YOUR GOAL: From the first line to the last, copy the data exactly and drop the pictures.

TASK INPUT:
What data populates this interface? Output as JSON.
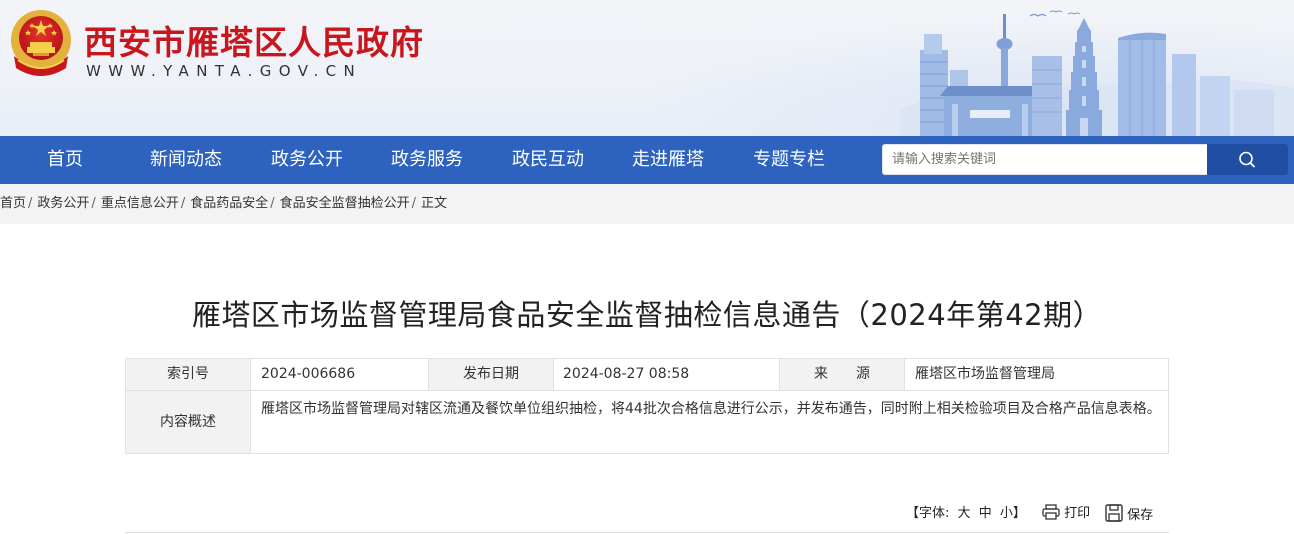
{
  "header": {
    "site_title": "西安市雁塔区人民政府",
    "site_url": "WWW.YANTA.GOV.CN"
  },
  "nav": {
    "items": [
      "首页",
      "新闻动态",
      "政务公开",
      "政务服务",
      "政民互动",
      "走进雁塔",
      "专题专栏"
    ]
  },
  "search": {
    "placeholder": "请输入搜索关键词",
    "icon": "search-icon"
  },
  "breadcrumb": {
    "items": [
      "首页",
      "政务公开",
      "重点信息公开",
      "食品药品安全",
      "食品安全监督抽检公开",
      "正文"
    ],
    "separator": "/"
  },
  "article": {
    "title": "雁塔区市场监督管理局食品安全监督抽检信息通告（2024年第42期）",
    "meta": {
      "index_label": "索引号",
      "index_value": "2024-006686",
      "date_label": "发布日期",
      "date_value": "2024-08-27 08:58",
      "source_label": "来　　源",
      "source_value": "雁塔区市场监督管理局",
      "summary_label": "内容概述",
      "summary_value": "雁塔区市场监督管理局对辖区流通及餐饮单位组织抽检，将44批次合格信息进行公示，并发布通告，同时附上相关检验项目及合格产品信息表格。"
    }
  },
  "tools": {
    "font_prefix": "【字体:",
    "font_large": "大",
    "font_medium": "中",
    "font_small": "小",
    "font_suffix": "】",
    "print": "打印",
    "save": "保存"
  },
  "colors": {
    "title_red": "#c8161d",
    "nav_blue": "#2d63be",
    "search_btn": "#1f4ea3"
  }
}
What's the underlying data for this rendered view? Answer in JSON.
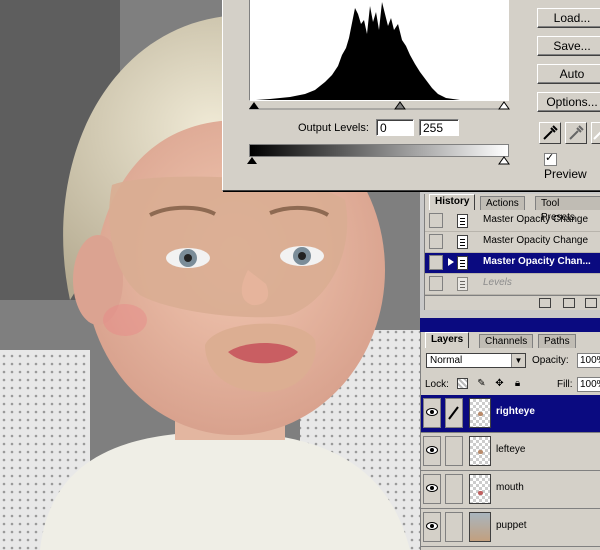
{
  "levels_dialog": {
    "buttons": [
      "Load...",
      "Save...",
      "Auto",
      "Options..."
    ],
    "output_levels_label": "Output Levels:",
    "output_min": "0",
    "output_max": "255",
    "preview_label": "Preview",
    "preview_checked": true
  },
  "history_panel": {
    "tabs": [
      "History",
      "Actions",
      "Tool Presets"
    ],
    "active_tab": "History",
    "items": [
      {
        "label": "Master Opacity Change",
        "state": "normal"
      },
      {
        "label": "Master Opacity Change",
        "state": "normal"
      },
      {
        "label": "Master Opacity Chan...",
        "state": "selected"
      },
      {
        "label": "Levels",
        "state": "disabled"
      }
    ]
  },
  "layers_panel": {
    "tabs": [
      "Layers",
      "Channels",
      "Paths"
    ],
    "active_tab": "Layers",
    "blend_mode": "Normal",
    "opacity_label": "Opacity:",
    "opacity_value": "100%",
    "lock_label": "Lock:",
    "fill_label": "Fill:",
    "fill_value": "100%",
    "layers": [
      {
        "name": "righteye",
        "selected": true,
        "visible": true,
        "thumbnail": "transparent"
      },
      {
        "name": "lefteye",
        "selected": false,
        "visible": true,
        "thumbnail": "transparent"
      },
      {
        "name": "mouth",
        "selected": false,
        "visible": true,
        "thumbnail": "transparent"
      },
      {
        "name": "puppet",
        "selected": false,
        "visible": true,
        "thumbnail": "photo"
      }
    ]
  },
  "icons": {
    "visibility": "eye-icon",
    "brush": "brush-icon",
    "history_snapshot": "history-state-icon",
    "eyedroppers": [
      "eyedropper-black-icon",
      "eyedropper-gray-icon",
      "eyedropper-white-icon"
    ]
  },
  "colors": {
    "selection_blue": "#0a0a80",
    "panel_gray": "#d4d0c8"
  }
}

ANSWER FOR THE TASK:
What data populates this interface? Output as JSON.
{
  "header": {
    "site_title": "西安市雁塔区人民政府",
    "site_url": "WWW.YANTA.GOV.CN"
  },
  "nav": {
    "items": [
      "首页",
      "新闻动态",
      "政务公开",
      "政务服务",
      "政民互动",
      "走进雁塔",
      "专题专栏"
    ]
  },
  "search": {
    "placeholder": "请输入搜索关键词",
    "icon": "search-icon"
  },
  "breadcrumb": {
    "items": [
      "首页",
      "政务公开",
      "重点信息公开",
      "食品药品安全",
      "食品安全监督抽检公开",
      "正文"
    ],
    "separator": "/"
  },
  "article": {
    "title": "雁塔区市场监督管理局食品安全监督抽检信息通告（2024年第42期）",
    "meta": {
      "index_label": "索引号",
      "index_value": "2024-006686",
      "date_label": "发布日期",
      "date_value": "2024-08-27 08:58",
      "source_label": "来　　源",
      "source_value": "雁塔区市场监督管理局",
      "summary_label": "内容概述",
      "summary_value": "雁塔区市场监督管理局对辖区流通及餐饮单位组织抽检，将44批次合格信息进行公示，并发布通告，同时附上相关检验项目及合格产品信息表格。"
    }
  },
  "tools": {
    "font_prefix": "【字体:",
    "font_large": "大",
    "font_medium": "中",
    "font_small": "小",
    "font_suffix": "】",
    "print": "打印",
    "save": "保存"
  },
  "colors": {
    "title_red": "#c8161d",
    "nav_blue": "#2d63be",
    "search_btn": "#1f4ea3"
  }
}
What's the underlying data for this rendered view? Answer in JSON.
{
  "levels_dialog": {
    "buttons": [
      "Load...",
      "Save...",
      "Auto",
      "Options..."
    ],
    "output_levels_label": "Output Levels:",
    "output_min": "0",
    "output_max": "255",
    "preview_label": "Preview",
    "preview_checked": true
  },
  "history_panel": {
    "tabs": [
      "History",
      "Actions",
      "Tool Presets"
    ],
    "active_tab": "History",
    "items": [
      {
        "label": "Master Opacity Change",
        "state": "normal"
      },
      {
        "label": "Master Opacity Change",
        "state": "normal"
      },
      {
        "label": "Master Opacity Chan...",
        "state": "selected"
      },
      {
        "label": "Levels",
        "state": "disabled"
      }
    ]
  },
  "layers_panel": {
    "tabs": [
      "Layers",
      "Channels",
      "Paths"
    ],
    "active_tab": "Layers",
    "blend_mode": "Normal",
    "opacity_label": "Opacity:",
    "opacity_value": "100%",
    "lock_label": "Lock:",
    "fill_label": "Fill:",
    "fill_value": "100%",
    "layers": [
      {
        "name": "righteye",
        "selected": true,
        "visible": true,
        "thumbnail": "transparent"
      },
      {
        "name": "lefteye",
        "selected": false,
        "visible": true,
        "thumbnail": "transparent"
      },
      {
        "name": "mouth",
        "selected": false,
        "visible": true,
        "thumbnail": "transparent"
      },
      {
        "name": "puppet",
        "selected": false,
        "visible": true,
        "thumbnail": "photo"
      }
    ]
  },
  "icons": {
    "visibility": "eye-icon",
    "brush": "brush-icon",
    "history_snapshot": "history-state-icon",
    "eyedroppers": [
      "eyedropper-black-icon",
      "eyedropper-gray-icon",
      "eyedropper-white-icon"
    ]
  },
  "colors": {
    "selection_blue": "#0a0a80",
    "panel_gray": "#d4d0c8"
  }
}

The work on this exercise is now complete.